Monday, November 2, 2009: 1:45 PM
Convention Center, Room 412, Fourth Floor
Cover crops generate important benefits to soil ecosystems, especially improving several soil properties for crop growth. Understanding of how variations in topography and soil properties affect cover crops will contribute to increase its adoption among farmers, thus allowing producers to tailor cover crop management in their fields. However, these relationships are not well established yet and quantification of biomass across topographical conditions is time consuming and expensive task. Our first objective was to examine whether normalized difference vegetative index (NDVI) can be used to predict biomass of red clover planted as a cover crop in a corn-soybean-wheat rotation system, thus providing a relatively inexpensive method of obtaining dense cover crop biomass measurements. The second objective was to evaluate effects of topography and soil properties on red clover growth. Data were collected from three field sites in southwest Michigan in August and September 2007. An optical active sensor was used to record NDVI of 0.5 x 0.5 m or 1.0 x 1.0 m quadrants at each site, after which biomass samples were collected. Sensor NDVI readings were also collected at a density of approximately 570 points ha-1 across each of 2 of the sites. Elevation data were used to derive topographical attributes.

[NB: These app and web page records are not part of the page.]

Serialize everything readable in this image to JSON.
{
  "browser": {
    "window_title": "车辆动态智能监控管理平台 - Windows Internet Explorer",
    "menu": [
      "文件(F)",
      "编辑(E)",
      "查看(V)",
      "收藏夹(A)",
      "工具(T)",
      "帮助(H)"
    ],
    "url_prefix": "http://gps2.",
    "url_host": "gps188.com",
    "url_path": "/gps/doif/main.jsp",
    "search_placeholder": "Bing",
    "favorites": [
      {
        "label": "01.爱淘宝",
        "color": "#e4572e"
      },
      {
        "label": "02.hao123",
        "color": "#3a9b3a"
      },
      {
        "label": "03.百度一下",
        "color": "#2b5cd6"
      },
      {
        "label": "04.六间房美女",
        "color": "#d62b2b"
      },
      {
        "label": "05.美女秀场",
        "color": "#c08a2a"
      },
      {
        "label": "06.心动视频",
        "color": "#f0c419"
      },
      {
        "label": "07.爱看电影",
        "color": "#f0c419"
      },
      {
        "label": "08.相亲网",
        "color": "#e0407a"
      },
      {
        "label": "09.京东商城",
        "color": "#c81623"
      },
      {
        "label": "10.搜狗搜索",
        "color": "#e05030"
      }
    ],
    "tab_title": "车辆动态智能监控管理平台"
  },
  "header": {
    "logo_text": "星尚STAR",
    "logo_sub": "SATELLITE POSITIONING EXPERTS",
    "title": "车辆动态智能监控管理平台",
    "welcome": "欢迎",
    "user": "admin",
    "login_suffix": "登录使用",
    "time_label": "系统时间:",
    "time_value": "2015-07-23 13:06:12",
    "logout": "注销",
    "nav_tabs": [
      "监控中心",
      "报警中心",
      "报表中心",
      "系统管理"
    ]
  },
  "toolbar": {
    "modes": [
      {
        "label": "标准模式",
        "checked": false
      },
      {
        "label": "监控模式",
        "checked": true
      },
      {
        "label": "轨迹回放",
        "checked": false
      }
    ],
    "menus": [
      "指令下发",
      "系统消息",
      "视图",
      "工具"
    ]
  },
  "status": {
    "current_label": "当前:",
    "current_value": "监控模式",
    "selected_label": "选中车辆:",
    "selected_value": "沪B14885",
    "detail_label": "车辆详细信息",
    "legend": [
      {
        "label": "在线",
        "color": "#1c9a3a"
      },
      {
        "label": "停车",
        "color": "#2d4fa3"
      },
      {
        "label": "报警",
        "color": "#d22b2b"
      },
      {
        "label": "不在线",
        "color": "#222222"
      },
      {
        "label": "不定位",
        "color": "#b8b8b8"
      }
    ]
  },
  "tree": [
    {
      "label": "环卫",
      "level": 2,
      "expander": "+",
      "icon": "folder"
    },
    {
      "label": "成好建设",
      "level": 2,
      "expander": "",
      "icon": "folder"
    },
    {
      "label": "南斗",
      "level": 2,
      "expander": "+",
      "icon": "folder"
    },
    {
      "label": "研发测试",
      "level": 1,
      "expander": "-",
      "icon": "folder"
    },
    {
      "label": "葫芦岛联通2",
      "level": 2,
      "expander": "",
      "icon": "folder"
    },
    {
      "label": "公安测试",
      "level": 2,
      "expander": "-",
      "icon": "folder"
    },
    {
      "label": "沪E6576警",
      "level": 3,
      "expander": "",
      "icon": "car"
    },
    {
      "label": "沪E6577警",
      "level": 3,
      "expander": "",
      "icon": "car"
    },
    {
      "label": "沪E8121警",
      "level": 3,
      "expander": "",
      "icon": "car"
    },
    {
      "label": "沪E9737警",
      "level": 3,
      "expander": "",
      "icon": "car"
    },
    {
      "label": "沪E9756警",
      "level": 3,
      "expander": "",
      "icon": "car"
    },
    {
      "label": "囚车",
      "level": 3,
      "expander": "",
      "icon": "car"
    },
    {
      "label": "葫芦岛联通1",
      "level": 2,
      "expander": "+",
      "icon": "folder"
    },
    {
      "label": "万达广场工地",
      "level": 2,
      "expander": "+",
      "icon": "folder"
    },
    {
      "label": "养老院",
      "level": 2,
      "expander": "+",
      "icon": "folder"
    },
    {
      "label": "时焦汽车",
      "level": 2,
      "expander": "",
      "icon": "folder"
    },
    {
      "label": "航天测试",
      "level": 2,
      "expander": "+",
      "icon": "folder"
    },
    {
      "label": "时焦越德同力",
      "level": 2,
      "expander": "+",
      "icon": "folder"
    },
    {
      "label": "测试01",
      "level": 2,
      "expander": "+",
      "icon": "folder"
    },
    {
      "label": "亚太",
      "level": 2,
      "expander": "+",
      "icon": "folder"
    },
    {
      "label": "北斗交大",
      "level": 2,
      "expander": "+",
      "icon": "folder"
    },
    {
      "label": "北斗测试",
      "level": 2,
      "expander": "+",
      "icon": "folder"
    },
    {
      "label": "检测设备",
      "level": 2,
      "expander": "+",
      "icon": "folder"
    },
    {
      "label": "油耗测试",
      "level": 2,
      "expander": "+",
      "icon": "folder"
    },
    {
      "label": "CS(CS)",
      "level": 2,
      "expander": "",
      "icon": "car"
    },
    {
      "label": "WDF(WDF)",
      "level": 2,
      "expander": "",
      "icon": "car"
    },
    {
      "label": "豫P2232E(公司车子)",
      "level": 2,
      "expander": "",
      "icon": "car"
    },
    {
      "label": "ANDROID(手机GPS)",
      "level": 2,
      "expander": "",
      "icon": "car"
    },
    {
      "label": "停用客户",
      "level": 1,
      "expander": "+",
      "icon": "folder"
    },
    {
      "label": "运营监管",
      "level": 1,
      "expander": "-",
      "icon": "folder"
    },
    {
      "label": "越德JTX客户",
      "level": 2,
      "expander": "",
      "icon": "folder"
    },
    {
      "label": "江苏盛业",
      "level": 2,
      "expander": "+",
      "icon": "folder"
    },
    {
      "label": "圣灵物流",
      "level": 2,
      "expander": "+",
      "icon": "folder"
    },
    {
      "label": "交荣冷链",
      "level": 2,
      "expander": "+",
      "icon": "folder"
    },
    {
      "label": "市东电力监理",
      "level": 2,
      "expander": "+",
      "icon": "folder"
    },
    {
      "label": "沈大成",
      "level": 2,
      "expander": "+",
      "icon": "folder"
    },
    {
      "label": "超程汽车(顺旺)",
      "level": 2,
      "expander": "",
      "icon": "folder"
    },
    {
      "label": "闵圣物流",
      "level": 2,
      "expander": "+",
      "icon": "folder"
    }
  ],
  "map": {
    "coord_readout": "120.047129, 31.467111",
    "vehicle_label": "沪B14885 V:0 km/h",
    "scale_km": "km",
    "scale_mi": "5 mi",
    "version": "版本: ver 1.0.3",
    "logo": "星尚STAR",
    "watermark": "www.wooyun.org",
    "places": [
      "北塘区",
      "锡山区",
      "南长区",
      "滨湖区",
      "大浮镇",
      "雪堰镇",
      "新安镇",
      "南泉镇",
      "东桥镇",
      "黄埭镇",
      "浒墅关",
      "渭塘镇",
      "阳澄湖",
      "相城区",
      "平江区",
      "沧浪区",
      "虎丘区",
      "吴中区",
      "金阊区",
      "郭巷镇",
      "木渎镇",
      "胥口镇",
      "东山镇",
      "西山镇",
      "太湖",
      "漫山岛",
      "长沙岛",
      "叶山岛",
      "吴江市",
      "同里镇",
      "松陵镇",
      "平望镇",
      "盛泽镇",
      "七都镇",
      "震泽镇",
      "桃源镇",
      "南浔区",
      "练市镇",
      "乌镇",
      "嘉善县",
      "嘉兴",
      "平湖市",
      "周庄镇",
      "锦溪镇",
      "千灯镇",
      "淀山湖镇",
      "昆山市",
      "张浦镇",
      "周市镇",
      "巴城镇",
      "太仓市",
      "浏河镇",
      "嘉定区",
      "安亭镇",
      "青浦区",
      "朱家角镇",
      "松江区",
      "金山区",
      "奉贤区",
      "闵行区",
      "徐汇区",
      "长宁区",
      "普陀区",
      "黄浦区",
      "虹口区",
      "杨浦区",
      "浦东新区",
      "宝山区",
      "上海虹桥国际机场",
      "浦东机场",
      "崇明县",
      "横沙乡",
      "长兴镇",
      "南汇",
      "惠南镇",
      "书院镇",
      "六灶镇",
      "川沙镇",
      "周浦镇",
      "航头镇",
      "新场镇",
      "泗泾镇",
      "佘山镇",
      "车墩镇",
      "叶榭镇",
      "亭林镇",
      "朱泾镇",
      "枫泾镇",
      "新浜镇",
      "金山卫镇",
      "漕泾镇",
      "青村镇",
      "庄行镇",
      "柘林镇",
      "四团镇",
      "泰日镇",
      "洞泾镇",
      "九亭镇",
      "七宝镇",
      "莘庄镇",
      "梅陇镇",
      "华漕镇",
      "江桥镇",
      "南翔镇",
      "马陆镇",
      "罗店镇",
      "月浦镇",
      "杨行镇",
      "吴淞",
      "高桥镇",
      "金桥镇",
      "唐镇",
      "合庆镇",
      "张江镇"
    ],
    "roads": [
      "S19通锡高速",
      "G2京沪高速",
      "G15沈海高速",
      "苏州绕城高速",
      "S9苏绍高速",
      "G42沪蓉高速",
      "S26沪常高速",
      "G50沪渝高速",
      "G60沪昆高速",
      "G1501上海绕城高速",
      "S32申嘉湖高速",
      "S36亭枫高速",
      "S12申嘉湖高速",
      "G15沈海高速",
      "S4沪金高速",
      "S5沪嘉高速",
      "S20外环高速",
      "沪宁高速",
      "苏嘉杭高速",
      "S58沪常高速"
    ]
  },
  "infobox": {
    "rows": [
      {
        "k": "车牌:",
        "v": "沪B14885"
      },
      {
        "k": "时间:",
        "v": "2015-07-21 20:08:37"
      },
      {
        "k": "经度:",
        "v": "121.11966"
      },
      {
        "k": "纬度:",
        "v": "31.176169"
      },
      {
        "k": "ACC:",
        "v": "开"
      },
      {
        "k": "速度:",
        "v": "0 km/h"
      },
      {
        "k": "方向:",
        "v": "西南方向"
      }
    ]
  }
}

At one of the field sites, data on total soil C and N, soil texture, and bulk density were obtained in 2004-2006. Results indicated that the use of NDVI is a promising tool for predicting red clover biomass on a field scale. We used hierarchical non-linear models to improve predictions between and within fields, being a Richards model with random coefficients the one with best performance. NDVI explained 84% of biomass variability in August and 70% in September. The final model also includes a term for unequal variances, allowing accurate predictions at lower NDVI values. Clover biomass more closely related to soil properties than to topographical features. Biomass was positively correlated with total soil C (r=0.61), total soil N (r=0.68), and silt content (r=0.45) and was negatively correlated with sand content (r=-0.46). Clover growth better at sites with lower elevation (r=-0.34) and slope(r=-0.33). Relative elevation and slope were significant included in all models for each field and sampling date. Results from the first year indicate relative elevation and slope are the factors more related to biomass performance. Results from the second year will be reported on the conference.